EMS Revisited: The Future of EMS

EMS Revisited: The Future of EMS

Article Dec 13, 2011

This is an excerpt from an article by John Hanlon, MD, Assistant Surgeon General, Public Health Services Special Assistant to the Adminstration, HSMHA, published in the July/August 1973 issue of EMS World Magazine. Click here to read the complete article.

One of the most encouraging and significant happenings at present is the establishment of emergency medical services as a high-priority issue. We have come to the realization that any really effective healthcare system has to include a comprehensive emergency care system.

So much is happening in both the public and private sectors that it is difficult to keep informed up to the minute. This has been a banner year for emergency health services in this country. In January 1972, the President, in his State of the Union message, directed the Department of Health, Education, and Welfare to be the lead agency in the development of new ways of organizing and providing comprehensive emergency medical care. This directive has resulted in the initiation by DHEW of a coordinated federal approach to meeting the problem.

In February 1972, an EMS Special Project Office was activated under the Administrator of the Health Services and Mental Health Administration. The ultimate goal of the Special Project Office is eventually to assure to all citizens of the United States access to quality emergency medical care in a system that is related to the community’s healthcare delivery system.

Lee County, Fla. EMS will soon have its own substation in North Fort Myers.
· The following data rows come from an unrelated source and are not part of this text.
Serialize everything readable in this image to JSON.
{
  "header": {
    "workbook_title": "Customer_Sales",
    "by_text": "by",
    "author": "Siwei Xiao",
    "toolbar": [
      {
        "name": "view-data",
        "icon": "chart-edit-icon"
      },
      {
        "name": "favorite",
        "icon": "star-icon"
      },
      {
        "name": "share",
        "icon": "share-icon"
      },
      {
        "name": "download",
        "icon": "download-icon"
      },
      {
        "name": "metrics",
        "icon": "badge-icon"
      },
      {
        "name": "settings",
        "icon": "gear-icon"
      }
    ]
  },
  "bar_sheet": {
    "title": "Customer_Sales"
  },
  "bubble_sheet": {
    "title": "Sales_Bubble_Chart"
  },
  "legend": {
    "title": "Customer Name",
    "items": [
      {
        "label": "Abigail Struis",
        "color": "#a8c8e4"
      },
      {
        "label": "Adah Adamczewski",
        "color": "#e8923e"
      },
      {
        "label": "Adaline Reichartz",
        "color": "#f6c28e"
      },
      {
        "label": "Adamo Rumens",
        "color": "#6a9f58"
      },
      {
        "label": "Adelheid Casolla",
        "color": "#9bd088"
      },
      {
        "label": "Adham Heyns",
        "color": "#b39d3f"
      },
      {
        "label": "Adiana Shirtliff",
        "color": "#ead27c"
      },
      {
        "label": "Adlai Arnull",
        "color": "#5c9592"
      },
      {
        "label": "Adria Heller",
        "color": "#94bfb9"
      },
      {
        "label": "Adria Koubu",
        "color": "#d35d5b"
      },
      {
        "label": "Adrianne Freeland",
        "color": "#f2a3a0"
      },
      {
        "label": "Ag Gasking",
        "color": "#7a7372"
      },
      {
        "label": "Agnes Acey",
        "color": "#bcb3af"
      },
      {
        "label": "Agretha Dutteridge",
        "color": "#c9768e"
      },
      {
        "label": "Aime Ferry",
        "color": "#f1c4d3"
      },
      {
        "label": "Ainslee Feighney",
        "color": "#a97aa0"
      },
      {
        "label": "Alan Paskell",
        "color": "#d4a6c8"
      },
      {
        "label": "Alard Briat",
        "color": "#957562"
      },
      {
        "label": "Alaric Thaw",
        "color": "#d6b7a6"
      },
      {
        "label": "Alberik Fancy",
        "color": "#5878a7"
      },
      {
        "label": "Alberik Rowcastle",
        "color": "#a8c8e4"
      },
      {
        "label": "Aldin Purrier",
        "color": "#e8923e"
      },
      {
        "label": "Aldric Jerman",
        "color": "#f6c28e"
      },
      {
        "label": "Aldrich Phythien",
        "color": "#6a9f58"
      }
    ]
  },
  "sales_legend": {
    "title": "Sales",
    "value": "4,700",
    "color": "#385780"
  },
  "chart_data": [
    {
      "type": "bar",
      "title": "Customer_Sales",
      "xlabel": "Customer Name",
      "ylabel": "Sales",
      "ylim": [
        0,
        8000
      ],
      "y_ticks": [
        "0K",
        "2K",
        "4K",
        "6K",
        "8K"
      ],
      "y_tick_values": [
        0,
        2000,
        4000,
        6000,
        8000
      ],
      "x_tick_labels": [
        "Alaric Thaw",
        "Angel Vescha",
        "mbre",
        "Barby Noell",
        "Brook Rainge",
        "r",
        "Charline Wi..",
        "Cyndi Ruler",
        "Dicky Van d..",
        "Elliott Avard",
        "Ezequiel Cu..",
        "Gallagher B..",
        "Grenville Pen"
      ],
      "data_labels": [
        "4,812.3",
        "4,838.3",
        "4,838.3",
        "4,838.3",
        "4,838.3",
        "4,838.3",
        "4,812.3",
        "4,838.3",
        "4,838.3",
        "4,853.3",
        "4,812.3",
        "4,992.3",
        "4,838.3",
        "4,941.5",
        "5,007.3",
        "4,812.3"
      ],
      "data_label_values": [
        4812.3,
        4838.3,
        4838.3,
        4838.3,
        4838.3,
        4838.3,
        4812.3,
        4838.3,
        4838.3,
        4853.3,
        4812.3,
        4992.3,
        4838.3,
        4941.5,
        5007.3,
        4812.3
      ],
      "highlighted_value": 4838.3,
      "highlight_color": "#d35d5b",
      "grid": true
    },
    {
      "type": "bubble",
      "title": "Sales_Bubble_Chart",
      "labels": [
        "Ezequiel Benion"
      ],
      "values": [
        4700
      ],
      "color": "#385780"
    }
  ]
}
Chiefs for the North Fort Myers Fire District and Lee County EMS said it was time for a change because of overcrowding. 

EMS professionals are all taught to look for a MedicAlert bracelet or a necklace. This simple step has become much more complex in the information age, and we may not realize for what and where to look.
The drill involving over 200 people put multiple first responder agencies to the test.
The training was based on lessons learned from the Columbine shooting and taught school employees safety and security measures.
One third of the state's record-high 376 overdose deaths that occurred last year were caused by prescribed painkillers.
The training will be focused on prescribing buprenorphine, the drug used to assist patients in quitting their opiate addiction and relieve withdrawal symptoms.
One of the paramedics was treated after getting hit with shards of glass after the bullet went through the windshield, but the ambulance is not believed to have been intentionally targeted.
The drones are used to improve scene management by assessing areas that are difficult or dangerous for personnel to reach.
Dozens of firefighters and police officers join the annual week-long Brotherhood Ride to honor 20 first responders who have died in the line of duty in Florida.
The event will be held on August 20, with all proceeds going to Narberth Ambulance, an agency that provides emergency services to 145,000 residents.
Speakers presented on topics such as disaster relief, emerging pathogens, the opioid crisis and cyber security.
The state's Department of Health has established an agreement for UNC and NCBP to collaborate on providing public health data to NEMSIS to better prepare EMS for national emergencies.
State troopers rendered aid before turning them over to responding EMS units and New Castle County Paramedics.
Three people were fatally shot and at least 21 others were wounded in separate attacks from Saturday morning to early Sunday.